Set in nineteenth-century New Orleans, the story depicts the gens de couleur libre, or the Free People of Colour, a dazzling yet damned class caught between the world of white privilege and black oppression.
Earl Pilcher Jr., runs an equipment rental outfit in Arkansas, lives with his wife and kids and parents, and rarely takes off his gimme cap. His mother dies, leaving a letter explaining ... See full summary »
James Earl Jones,
With the land to hold them together, nothing can tear the Logans apart. Why is the land so important to Cassie's family? It takes the events of one turbulent year- the year of the night ... See full summary »
A young man loses his leg in a motorcycle accident. While rehabilitating, he takes up cycling. He becomes determined to become the first one-legged person to cycle across the U.S. The movie... See full summary »
Reverend Dr. Vernon Johns was a very influential "negro" minister in the earliest days of the N.A.A.C.P. and other African-American groups fighting for civil rights. Johns is considered by many to be the the father of the 20th Century civil rights movement. See more »
After one of his parishioners is raped, Rev. Johns has his daughter post his Sunday Sermon announcement on the church sign. The sign shows the name of the church, Sunday Service 11:00 AM, and "Dr. Vernon Johns, Pastor", and between the service time and Johns name is 'WHEN THE RAPIST IS WHITE', with single quote marks before and after. In the next scene, Johns is called to see a judge, who shows Johns a picture of the sign with the Sunday Sermon announcement, except the picture shows "WHEN THE RAPIST IS WHITE" with double quote marks before and after, and with the Sermon announcement above the service time, and instead of 'Dr. Vernon Johns, Pastor', it reads 'Rev. Dr. Vernon Johns' with 'Pastor' on a separate line below his name. See more »
This boy lived a trifling and worthless life. He went around Montgomery daring someone to cut his throat. Saturday night somebody obliged him. He lived like a dog; he died like a dog. Undertaker, claim the body. Choir, sing.
See more »
The Producers acknowledge the significant contribution of author, Taylor Branch, to the public awareness of the life of Reverend Vernon Johns. See more »
This is must see for those who are unfamiliar with heroes of the Civil Rights Movement prior to Brown v. the Board of Education and Martin Luther King, Jr. James Earl Jones powerfully portrays a man with all of the courage of Martin Luther King, Jr., but with a more blunt and direct approach. The film masterfully shows how a leader like Dr. King and those who worked with him would have not been as effective had it not been for leaders like Dr. Johns, who were willing to "push the envelope". I teach Social Studies at Southern Nash High School in Bailey, North Carolina and I use this film regularly in class and get the best response to it of any of the films I show. In a film career that has featured numerous brilliant performances by Mr. Jones, I believe that this is his best work. The supporting cast of veteran actors Mary Alice, the late Joe Seneca, and a newcomer at the time, Nicole Leach, is top notch and they play effectively off of Jones.
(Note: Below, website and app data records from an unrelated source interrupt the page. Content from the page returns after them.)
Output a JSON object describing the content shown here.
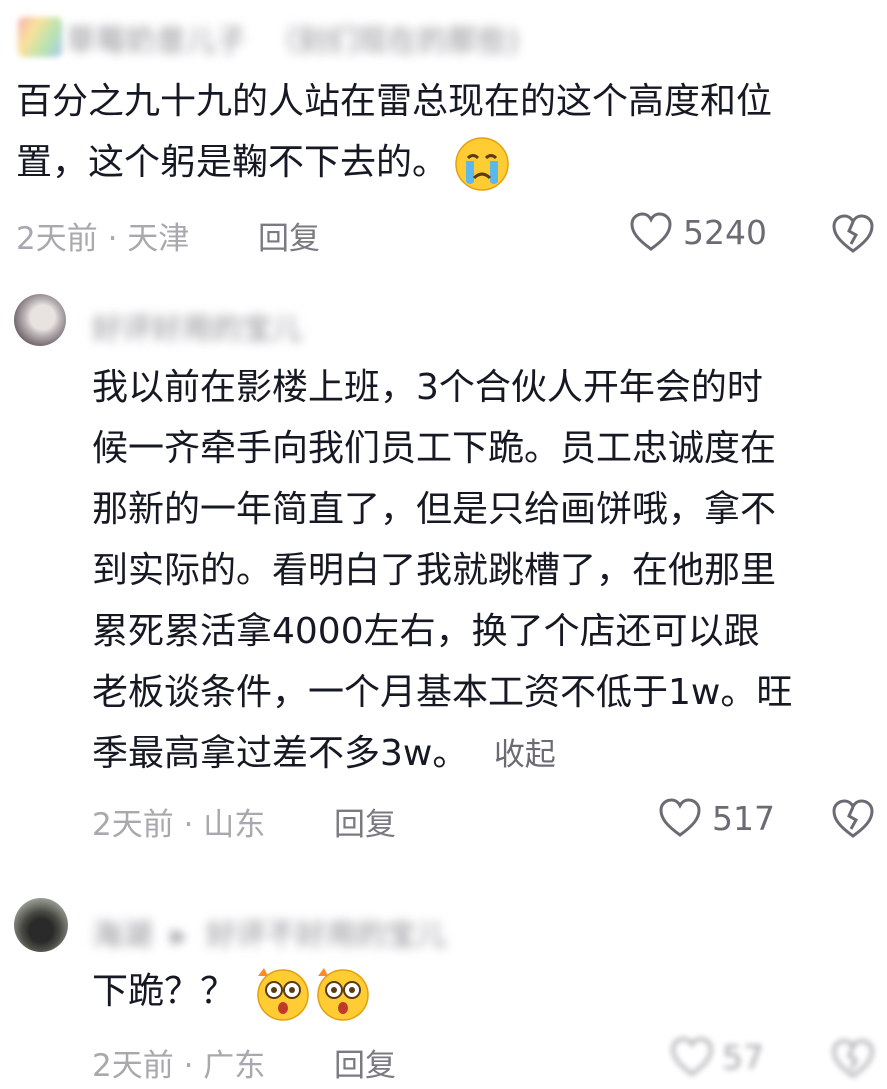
{
  "comments": [
    {
      "username": "草莓奶昔儿子",
      "reply_tag": "（别们现在的那些)",
      "text_lines": [
        "百分之九十九的人站在雷总现在的这个高度和位",
        "置，这个躬是鞠不下去的。"
      ],
      "emoji": "crying-face",
      "time": "2天前",
      "location": "天津",
      "reply_label": "回复",
      "likes": "5240"
    },
    {
      "username": "好评好用的宝儿",
      "text_lines": [
        "我以前在影楼上班，3个合伙人开年会的时",
        "候一齐牵手向我们员工下跪。员工忠诚度在",
        "那新的一年简直了，但是只给画饼哦，拿不",
        "到实际的。看明白了我就跳槽了，在他那里",
        "累死累活拿4000左右，换了个店还可以跟",
        "老板谈条件，一个月基本工资不低于1w。旺",
        "季最高拿过差不多3w。"
      ],
      "collapse_label": "收起",
      "time": "2天前",
      "location": "山东",
      "reply_label": "回复",
      "likes": "517"
    },
    {
      "username": "海湖",
      "reply_to": "好评不好用的宝儿",
      "text": "下跪？？",
      "emoji": "flushed-face",
      "time": "2天前",
      "location": "广东",
      "reply_label": "回复",
      "likes": "57"
    }
  ],
  "separator": " · ",
  "colors": {
    "text": "#161823",
    "meta": "#a8a8ae",
    "icon": "#6b6b73"
  }
}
4 of 4 people found this review helpful.
Was this review helpful to you?